Once upon a time, My mother went to visit my Uncle Tate. She went to his house for breakfast. While she was there his daughter came by with her son. Diane asked Uncle Tate if he would mind watching his grandson for the day. She went on to give a laundry list of reasons why it was important to her which ended with," I have been so busy that my husband and I haven't had time to be intimate." Uncle Tate declined in the simplest of ways. He smiled and said," I don't deal in the trivial." He stuck by this and did not watch the kid. This is both right and regal. Uncle Tate was extremely well put together and a very cool man. I miss him, but living this rule helps me feel his influence in my life.

Tuesday, October 23, 2018

Do Not Argue

I have very recently come into a fantastic piece of wisdom. It came as a shock to a man who loves words, but there is almost nothing accomplished by argument or debate. Since nothing can be gained there is no point in wasting time on it. In point of fact, the effort you waste on argument could be better used to accomplish your goals.
This is counter to everything about my logical, pragmatic nature. I am reasonable. I enjoy being reasoned with. I enjoy the art of conversational controversy because of this. The argument of the "opposing" side is often educational. I either realize there is another perspective worth considering or I gain an insight into the psychology of the person presenting their side. This receipt of information is a win-win.
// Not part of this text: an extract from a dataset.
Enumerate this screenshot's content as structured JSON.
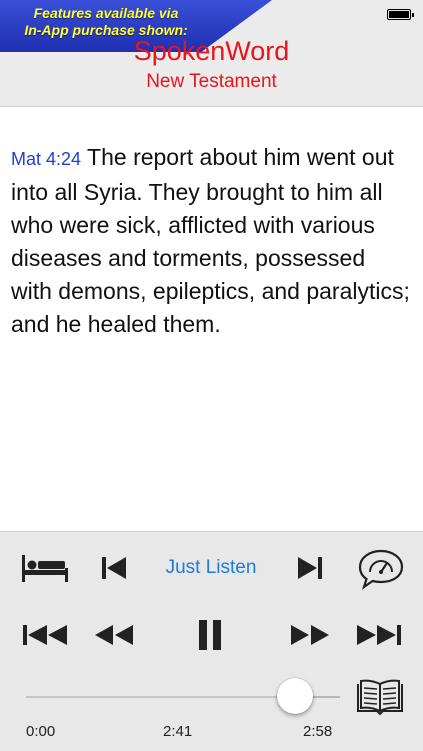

Until recently, I believed there was an advantage in presenting the counterpoint. In most cases, this is completely wrong. The nature of humans is to work to their own self-interest. Because of this, most people use an argument as a gambit to muddy the waters of an issue and then act the same way they had intended before the debate began. All the conversations accomplish is to declare the opposition. You are exposing your own perspective. This is rarely to your own benefit.
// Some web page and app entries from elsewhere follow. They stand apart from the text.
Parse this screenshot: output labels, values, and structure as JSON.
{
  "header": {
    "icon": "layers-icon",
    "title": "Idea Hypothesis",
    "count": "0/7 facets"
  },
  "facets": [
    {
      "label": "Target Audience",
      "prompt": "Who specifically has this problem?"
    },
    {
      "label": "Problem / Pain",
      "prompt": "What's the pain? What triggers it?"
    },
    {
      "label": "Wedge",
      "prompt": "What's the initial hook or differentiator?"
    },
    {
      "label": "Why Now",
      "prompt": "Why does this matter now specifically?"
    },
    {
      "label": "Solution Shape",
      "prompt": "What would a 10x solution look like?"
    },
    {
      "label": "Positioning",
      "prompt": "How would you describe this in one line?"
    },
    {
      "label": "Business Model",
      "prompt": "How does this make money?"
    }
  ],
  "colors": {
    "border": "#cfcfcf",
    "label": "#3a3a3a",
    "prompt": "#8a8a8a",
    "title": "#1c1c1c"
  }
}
Google defines an argument as:
   1.an exchange of diverging or opposite views, typically a heated or angry one.
   2.a reason or set of reasons given with the aim of persuading others that an action or idea is right or wrong.
When you are trying to accomplish a goal, why would you spend effort on anyone with opposing views? Instead, when someone states their opposition unless their authority over you dictates otherwise, it saves time and effort to simply ignore them, If the opposition has sufficient authority over you it is likely better to either abandon your position or forge ahead and ask forgiveness rather than permission. By doing this, you will prove that you were either right or wrong with a supreme economy of words. Either way, you save showing the disrespect of stating or repeating your opinion and the reasons you think it is correct.
Being right is normally a matter of showing rather than telling. If you are in the position of advising someone of the misstep they are about to make, it is often better to stand back and allow the mistake to come to pass than causing a breach of courtesy in arguing something the other person has already made their mind up to. Your actions will prove out right in their own time. If you fail, saving the argument prevents the righteous party from having the ability to say," I told you so." No one enjoys that.
An interesting side effect of this discovery is that argument does have one purpose. It can so completely cloud an issue with divisiveness and emotion that the event or idea you are opposing may never actually come to pass. You can tie up your opponent's efforts and time so thoroughly that they are too mentally, emotionally, or even physically exhausted to put in the effort required to see things through to the end. An argument used this way isn't truly about the wordplay. It is about strategic application of force.
Since this epiphany, I find myself much less tired. I am not involved in any needless conversation. I am not defending my plans against those that disagree. This extra energy allows me to get more done. This is the best argument against arguing.
Incidentally, this is Rule #18.
Unless it is for entertainment or distraction, do not argue.